=== Provided information ===

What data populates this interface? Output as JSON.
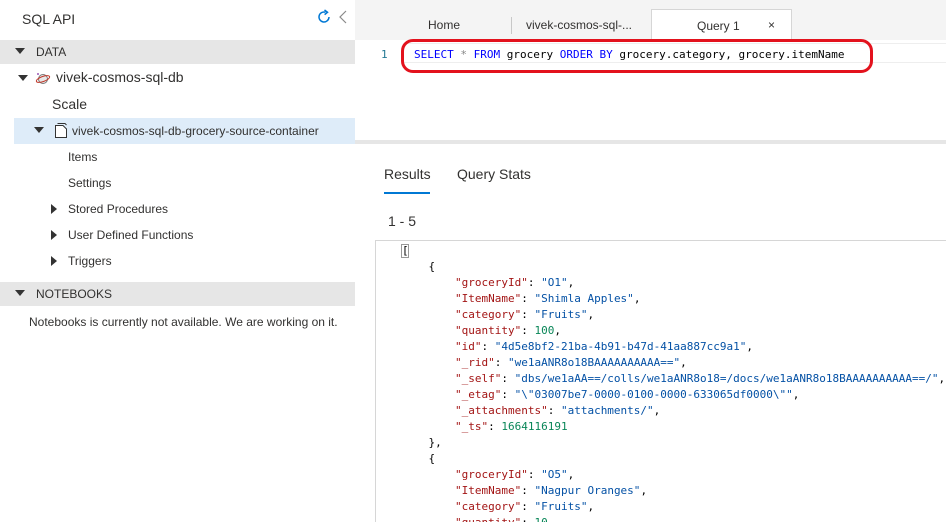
{
  "left_pane": {
    "title": "SQL API",
    "refresh_icon": "refresh-icon",
    "collapse_icon": "chevron-left-icon",
    "data_section": "DATA",
    "database": "vivek-cosmos-sql-db",
    "scale": "Scale",
    "container": "vivek-cosmos-sql-db-grocery-source-container",
    "items": "Items",
    "settings": "Settings",
    "stored_procedures": "Stored Procedures",
    "udfs": "User Defined Functions",
    "triggers": "Triggers",
    "notebooks_section": "NOTEBOOKS",
    "notebooks_message": "Notebooks is currently not available. We are working on it."
  },
  "tabs": {
    "home": "Home",
    "db_tab": "vivek-cosmos-sql-...",
    "query_tab": "Query 1",
    "close": "×"
  },
  "editor": {
    "line_number": "1",
    "tokens": {
      "select": "SELECT",
      "star": "*",
      "from": "FROM",
      "collection": "grocery",
      "order_by": "ORDER BY",
      "rest": "grocery.category, grocery.itemName"
    }
  },
  "results": {
    "results_tab": "Results",
    "stats_tab": "Query Stats",
    "count": "1 - 5",
    "open_bracket": "[",
    "documents": [
      {
        "groceryId": "O1",
        "ItemName": "Shimla Apples",
        "category": "Fruits",
        "quantity": "100",
        "id": "4d5e8bf2-21ba-4b91-b47d-41aa887cc9a1",
        "_rid": "we1aANR8o18BAAAAAAAAAA==",
        "_self": "dbs/we1aAA==/colls/we1aANR8o18=/docs/we1aANR8o18BAAAAAAAAAA==/",
        "_etag": "\\\"03007be7-0000-0100-0000-633065df0000\\\"",
        "_attachments": "attachments/",
        "_ts": "1664116191"
      },
      {
        "groceryId": "O5",
        "ItemName": "Nagpur Oranges",
        "category": "Fruits",
        "quantity": "10"
      }
    ]
  },
  "colors": {
    "accent": "#0078d4",
    "highlight": "#e3121d",
    "selected_row": "#deecf9"
  }
}
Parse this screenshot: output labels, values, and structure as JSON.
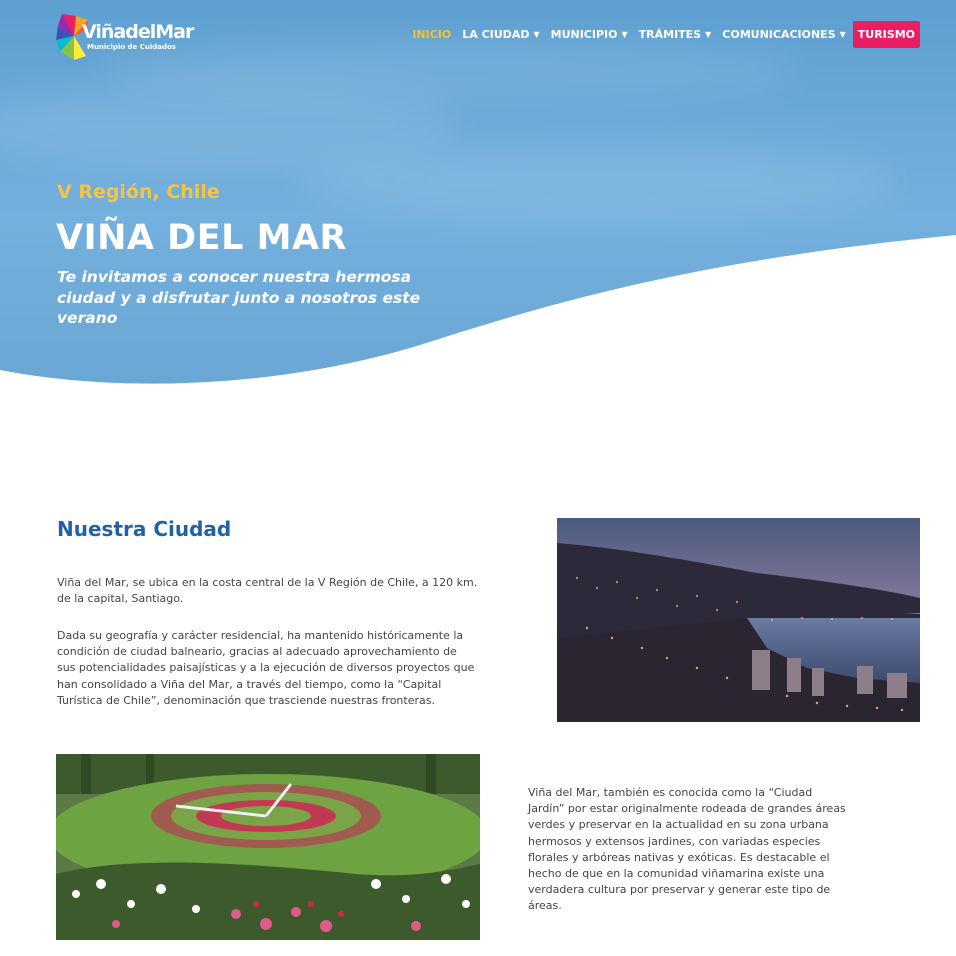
{
  "brand": {
    "logo_text": "ViñadelMar",
    "logo_subtitle": "Municipio de Cuidados"
  },
  "nav": {
    "items": [
      {
        "label": "INICIO",
        "active": true,
        "dropdown": false
      },
      {
        "label": "LA CIUDAD",
        "active": false,
        "dropdown": true
      },
      {
        "label": "MUNICIPIO",
        "active": false,
        "dropdown": true
      },
      {
        "label": "TRÁMITES",
        "active": false,
        "dropdown": true
      },
      {
        "label": "COMUNICACIONES",
        "active": false,
        "dropdown": true
      }
    ],
    "cta_label": "TURISMO"
  },
  "hero": {
    "region": "V Región, Chile",
    "title": "VIÑA DEL MAR",
    "subtitle": "Te invitamos a conocer nuestra hermosa ciudad y a disfrutar junto a nosotros este verano"
  },
  "section": {
    "title": "Nuestra Ciudad",
    "paragraph1": "Viña del Mar, se ubica en la costa central de la V Región de Chile, a 120 km. de la capital, Santiago.",
    "paragraph2": "Dada su geografía y carácter residencial, ha mantenido históricamente la condición de ciudad balneario, gracias al adecuado aprovechamiento de sus potencialidades paisajísticas y a la ejecución de diversos proyectos que han consolidado a Viña del Mar, a través del tiempo, como la “Capital Turística de Chile”, denominación que trasciende nuestras fronteras.",
    "paragraph3": "Viña del Mar, también es conocida como la “Ciudad Jardín” por estar originalmente rodeada de grandes áreas verdes y preservar en la actualidad en su zona urbana hermosos y extensos jardines, con variadas especies florales y arbóreas nativas y exóticas. Es destacable el hecho de que en la comunidad viñamarina existe una verdadera cultura por preservar y generar este tipo de áreas."
  },
  "colors": {
    "accent_yellow": "#f6c445",
    "cta_pink": "#e91e63",
    "heading_blue": "#1f63a6"
  }
}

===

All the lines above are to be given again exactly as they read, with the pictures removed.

What data populates this interface? Output as JSON.
{
  "left_pane": {
    "title": "SQL API",
    "refresh_icon": "refresh-icon",
    "collapse_icon": "chevron-left-icon",
    "data_section": "DATA",
    "database": "vivek-cosmos-sql-db",
    "scale": "Scale",
    "container": "vivek-cosmos-sql-db-grocery-source-container",
    "items": "Items",
    "settings": "Settings",
    "stored_procedures": "Stored Procedures",
    "udfs": "User Defined Functions",
    "triggers": "Triggers",
    "notebooks_section": "NOTEBOOKS",
    "notebooks_message": "Notebooks is currently not available. We are working on it."
  },
  "tabs": {
    "home": "Home",
    "db_tab": "vivek-cosmos-sql-...",
    "query_tab": "Query 1",
    "close": "×"
  },
  "editor": {
    "line_number": "1",
    "tokens": {
      "select": "SELECT",
      "star": "*",
      "from": "FROM",
      "collection": "grocery",
      "order_by": "ORDER BY",
      "rest": "grocery.category, grocery.itemName"
    }
  },
  "results": {
    "results_tab": "Results",
    "stats_tab": "Query Stats",
    "count": "1 - 5",
    "open_bracket": "[",
    "documents": [
      {
        "groceryId": "O1",
        "ItemName": "Shimla Apples",
        "category": "Fruits",
        "quantity": "100",
        "id": "4d5e8bf2-21ba-4b91-b47d-41aa887cc9a1",
        "_rid": "we1aANR8o18BAAAAAAAAAA==",
        "_self": "dbs/we1aAA==/colls/we1aANR8o18=/docs/we1aANR8o18BAAAAAAAAAA==/",
        "_etag": "\\\"03007be7-0000-0100-0000-633065df0000\\\"",
        "_attachments": "attachments/",
        "_ts": "1664116191"
      },
      {
        "groceryId": "O5",
        "ItemName": "Nagpur Oranges",
        "category": "Fruits",
        "quantity": "10"
      }
    ]
  },
  "colors": {
    "accent": "#0078d4",
    "highlight": "#e3121d",
    "selected_row": "#deecf9"
  }
}
Parse this screenshot: output labels, values, and structure as JSON.
{
  "brand": {
    "logo_text": "ViñadelMar",
    "logo_subtitle": "Municipio de Cuidados"
  },
  "nav": {
    "items": [
      {
        "label": "INICIO",
        "active": true,
        "dropdown": false
      },
      {
        "label": "LA CIUDAD",
        "active": false,
        "dropdown": true
      },
      {
        "label": "MUNICIPIO",
        "active": false,
        "dropdown": true
      },
      {
        "label": "TRÁMITES",
        "active": false,
        "dropdown": true
      },
      {
        "label": "COMUNICACIONES",
        "active": false,
        "dropdown": true
      }
    ],
    "cta_label": "TURISMO"
  },
  "hero": {
    "region": "V Región, Chile",
    "title": "VIÑA DEL MAR",
    "subtitle": "Te invitamos a conocer nuestra hermosa ciudad y a disfrutar junto a nosotros este verano"
  },
  "section": {
    "title": "Nuestra Ciudad",
    "paragraph1": "Viña del Mar, se ubica en la costa central de la V Región de Chile, a 120 km. de la capital, Santiago.",
    "paragraph2": "Dada su geografía y carácter residencial, ha mantenido históricamente la condición de ciudad balneario, gracias al adecuado aprovechamiento de sus potencialidades paisajísticas y a la ejecución de diversos proyectos que han consolidado a Viña del Mar, a través del tiempo, como la “Capital Turística de Chile”, denominación que trasciende nuestras fronteras.",
    "paragraph3": "Viña del Mar, también es conocida como la “Ciudad Jardín” por estar originalmente rodeada de grandes áreas verdes y preservar en la actualidad en su zona urbana hermosos y extensos jardines, con variadas especies florales y arbóreas nativas y exóticas. Es destacable el hecho de que en la comunidad viñamarina existe una verdadera cultura por preservar y generar este tipo de áreas."
  },
  "colors": {
    "accent_yellow": "#f6c445",
    "cta_pink": "#e91e63",
    "heading_blue": "#1f63a6"
  }
}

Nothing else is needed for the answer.